Town throws support behind BC Transit plan

Transit Future Plan gets the nod from Ladysmith council

The Town of Ladysmith has put its support behind the Cowichan Valley Regional District’s Transit Future Plan.

The plan, presented by BC Transit senior transit planner James Wadsworth at the Sept. 19 meeting of council, calls for a connection service north and south of the town as well as comprehensive coverage in town, including routes along Fourth and First Avenues. The plan also proposes a transit exchange. A recommendation to support the transit plan was approved at council on October 4.

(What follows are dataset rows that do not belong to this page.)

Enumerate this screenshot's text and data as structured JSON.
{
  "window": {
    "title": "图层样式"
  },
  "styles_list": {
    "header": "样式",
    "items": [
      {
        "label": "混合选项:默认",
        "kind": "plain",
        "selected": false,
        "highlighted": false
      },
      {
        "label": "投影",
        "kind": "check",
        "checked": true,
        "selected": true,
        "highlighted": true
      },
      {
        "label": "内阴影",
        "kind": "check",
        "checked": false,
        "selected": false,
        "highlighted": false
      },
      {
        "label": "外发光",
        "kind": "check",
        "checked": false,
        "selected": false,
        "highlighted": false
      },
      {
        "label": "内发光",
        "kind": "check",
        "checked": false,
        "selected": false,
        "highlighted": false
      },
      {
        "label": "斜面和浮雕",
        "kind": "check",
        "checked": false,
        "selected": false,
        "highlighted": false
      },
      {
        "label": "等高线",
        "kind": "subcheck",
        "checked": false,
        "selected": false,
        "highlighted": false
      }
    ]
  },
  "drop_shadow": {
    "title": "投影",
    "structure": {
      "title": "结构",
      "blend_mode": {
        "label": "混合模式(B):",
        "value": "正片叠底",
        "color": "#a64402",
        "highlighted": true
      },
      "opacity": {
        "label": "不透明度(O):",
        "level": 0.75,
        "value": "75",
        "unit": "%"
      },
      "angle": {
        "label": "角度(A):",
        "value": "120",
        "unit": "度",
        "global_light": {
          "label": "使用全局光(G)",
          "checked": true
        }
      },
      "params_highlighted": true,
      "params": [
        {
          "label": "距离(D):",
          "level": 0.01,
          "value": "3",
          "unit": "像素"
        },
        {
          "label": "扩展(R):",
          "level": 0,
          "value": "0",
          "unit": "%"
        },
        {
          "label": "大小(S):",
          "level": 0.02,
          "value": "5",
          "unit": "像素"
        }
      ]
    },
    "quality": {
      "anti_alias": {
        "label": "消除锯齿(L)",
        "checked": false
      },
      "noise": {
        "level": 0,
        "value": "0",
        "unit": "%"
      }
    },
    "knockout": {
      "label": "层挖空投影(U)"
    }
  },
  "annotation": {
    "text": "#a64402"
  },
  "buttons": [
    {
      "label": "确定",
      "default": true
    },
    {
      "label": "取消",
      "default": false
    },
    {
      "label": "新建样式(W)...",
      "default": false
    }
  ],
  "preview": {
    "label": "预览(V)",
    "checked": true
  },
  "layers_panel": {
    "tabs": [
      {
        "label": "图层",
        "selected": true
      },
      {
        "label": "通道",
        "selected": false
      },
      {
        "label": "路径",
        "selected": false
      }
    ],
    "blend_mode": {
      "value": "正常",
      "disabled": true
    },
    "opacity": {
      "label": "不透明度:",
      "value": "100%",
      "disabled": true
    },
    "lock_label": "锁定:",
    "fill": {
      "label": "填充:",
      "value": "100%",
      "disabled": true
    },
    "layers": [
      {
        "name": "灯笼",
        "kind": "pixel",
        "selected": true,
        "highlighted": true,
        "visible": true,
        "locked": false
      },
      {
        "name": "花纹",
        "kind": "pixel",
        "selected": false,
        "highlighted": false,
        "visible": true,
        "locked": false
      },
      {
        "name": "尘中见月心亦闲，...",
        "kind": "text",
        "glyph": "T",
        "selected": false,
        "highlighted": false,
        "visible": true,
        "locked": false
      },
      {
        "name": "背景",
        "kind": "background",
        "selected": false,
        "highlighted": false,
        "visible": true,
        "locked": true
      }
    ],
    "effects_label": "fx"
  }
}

“We’re showing council a neighbourhood service concept, the exact wording will be worked out in a detailed service plan if Ladysmith becomes part of the CVRD transit system,” Wadsworth said. “It’s about a vision and getting everyone to agree on a vision and from it we identify a number of priorities for service improvements and infrastructure needed to make the plan happen, and then over the next 25 years, we start implementing those.”

Ladysmith is one of the largest communities in the province that doesn’t currently have BC Transit service.

BC Transit operates with 40 per cent funded by the provincial government, 40 per cent through property taxes and the remaining 20 per cent in user fees. The CVRD runs on a similar model and expands its services based on funding from the provincial government.

“Since 2002, we’ve been knocking on the door of BC Transit to have an opportunity but the funding hasn’t been available yet,” explained Mayor Rob Hutchins.

When there is an expansion of transit funds coming to the CVRD pool, then it would allow them to provide hours for the Town of Ladysmith, Hutchins said, but added that could be a few years off yet.

“Planning is a key step towards introduction and I personally look forward to the day that we can enter into that partnership,” Hutchins said.

Coun. Duck Paterson said he is glad to see the CVRD incorporating Ladysmith into a future plan. “The burning question is when, and the second one is how much,” he said.

Paterson said his concern is the potential impact on local businesses if the opportunities to leave Ladysmith are not matched by opportunities to come visit.

“Yes, it’s nice that people have the opportunity to go south to doctors and the theatre and the big box stores down there. I’m hoping that they’ll do it in such a cycle that [transit] won’t be coming to Ladysmith late in the day, to give people the chance to spend the day in Ladysmith,” Paterson said.

“The impact on the business community, we need to be aware of it.”